■ **Exercise**
If a line below contains the string "letter", return that line.

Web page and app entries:
[Start of section]

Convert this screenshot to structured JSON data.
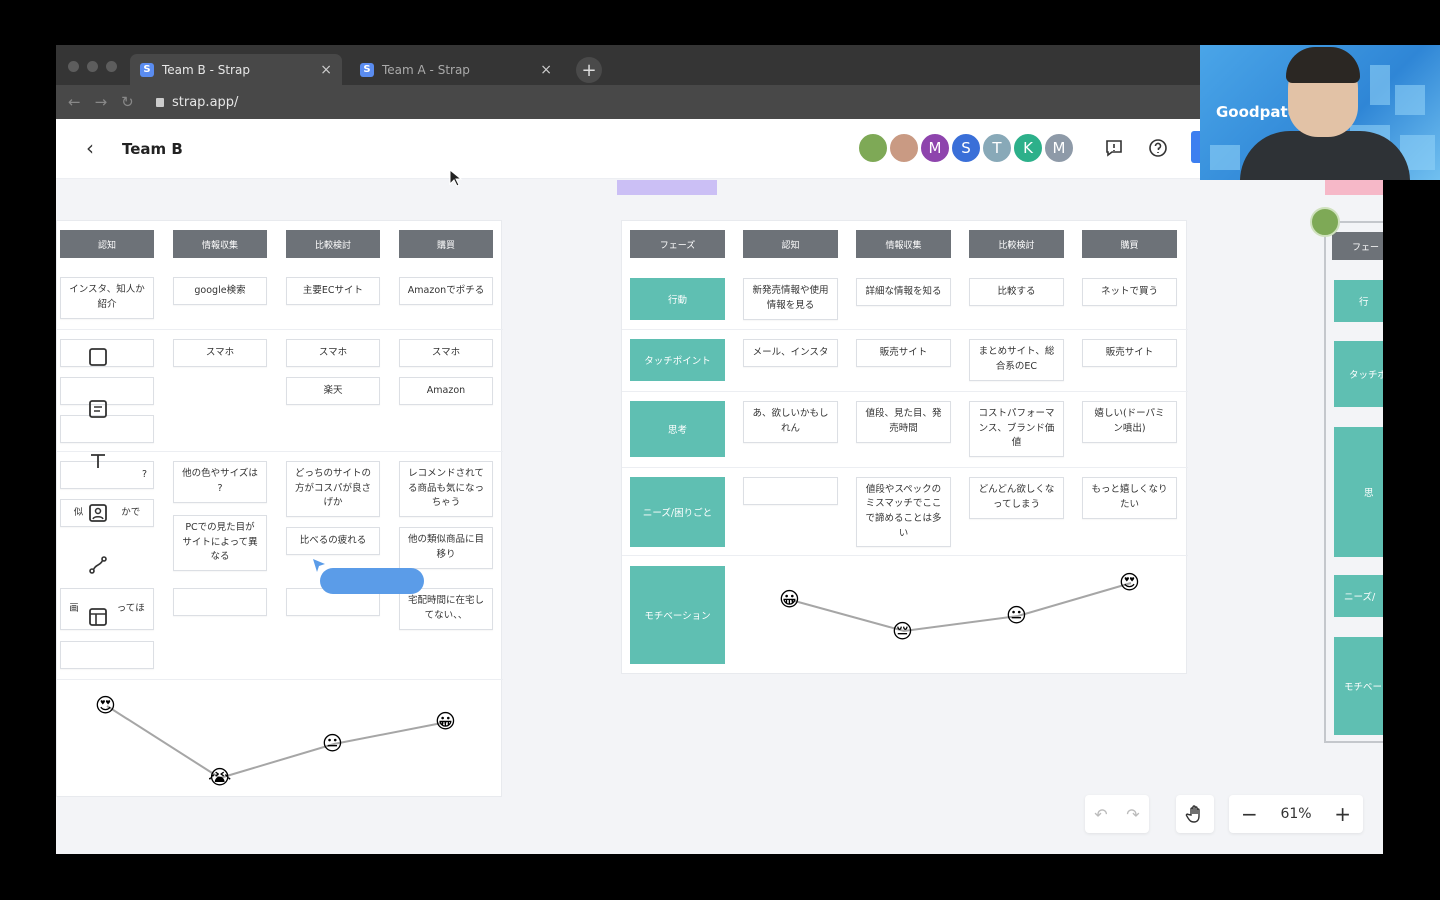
{
  "browser": {
    "tabs": [
      {
        "label": "Team B - Strap",
        "favicon": "S"
      },
      {
        "label": "Team A - Strap",
        "favicon": "S"
      }
    ],
    "url": "strap.app/",
    "new_tab": "+",
    "close": "×"
  },
  "header": {
    "title": "Team B",
    "avatars": [
      {
        "letter": "",
        "color": "#7ea956"
      },
      {
        "letter": "",
        "color": "#c99a83"
      },
      {
        "letter": "M",
        "color": "#8e44ad"
      },
      {
        "letter": "S",
        "color": "#3a6fd8"
      },
      {
        "letter": "T",
        "color": "#88a9b8"
      },
      {
        "letter": "K",
        "color": "#2db08a"
      },
      {
        "letter": "M",
        "color": "#8e9aa8"
      }
    ]
  },
  "left_board": {
    "headers": [
      "認知",
      "情報収集",
      "比較検討",
      "購買"
    ],
    "cards": [
      "インスタ、知人か\n紹介",
      "google検索",
      "主要ECサイト",
      "Amazonでポチる",
      "スマホ",
      "スマホ",
      "スマホ",
      "楽天",
      "Amazon",
      "?",
      "他の色やサイズは\n?",
      "どっちのサイトの\n方がコスパが良さ\nげか",
      "レコメンドされて\nる商品も気になっ\nちゃう",
      "似　　　　かで",
      "PCでの見た目が\nサイトによって異\nなる",
      "比べるの疲れる",
      "他の類似商品に目\n移り",
      "画　　　　ってほ",
      "宅配時間に在宅し\nてない、、"
    ],
    "emotions": [
      "😍",
      "😭",
      "😐",
      "😀"
    ]
  },
  "right_board": {
    "headers": [
      "フェーズ",
      "認知",
      "情報収集",
      "比較検討",
      "購買"
    ],
    "rows": [
      {
        "label": "行動",
        "cells": [
          "新発売情報や使用\n情報を見る",
          "詳細な情報を知る",
          "比較する",
          "ネットで買う"
        ]
      },
      {
        "label": "タッチポイント",
        "cells": [
          "メール、インスタ",
          "販売サイト",
          "まとめサイト、総\n合系のEC",
          "販売サイト"
        ]
      },
      {
        "label": "思考",
        "cells": [
          "あ、欲しいかもし\nれん",
          "値段、見た目、発\n売時間",
          "コストパフォーマ\nンス、ブランド価\n値",
          "嬉しい(ドーパミ\nン噴出)"
        ]
      },
      {
        "label": "ニーズ/困りごと",
        "cells": [
          "",
          "値段やスペックの\nミスマッチでここ\nで諦めることは多\nい",
          "どんどん欲しくな\nってしまう",
          "もっと嬉しくなり\nたい"
        ]
      },
      {
        "label": "モチベーション",
        "cells": []
      }
    ],
    "emotions": [
      "😀",
      "😔",
      "😐",
      "😍"
    ]
  },
  "far_board": {
    "labels": [
      "フェー",
      "行",
      "タッチボ",
      "思",
      "ニーズ/",
      "モチベー"
    ]
  },
  "bottom": {
    "zoom": "61%",
    "minus": "−",
    "plus": "+",
    "undo": "↶",
    "redo": "↷"
  },
  "video": {
    "logo": "Goodpatch"
  }
}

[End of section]

■ **Final answer**
        "letter": "",
        "letter": "",
        "letter": "M",
        "letter": "S",
        "letter": "T",
        "letter": "K",
        "letter": "M",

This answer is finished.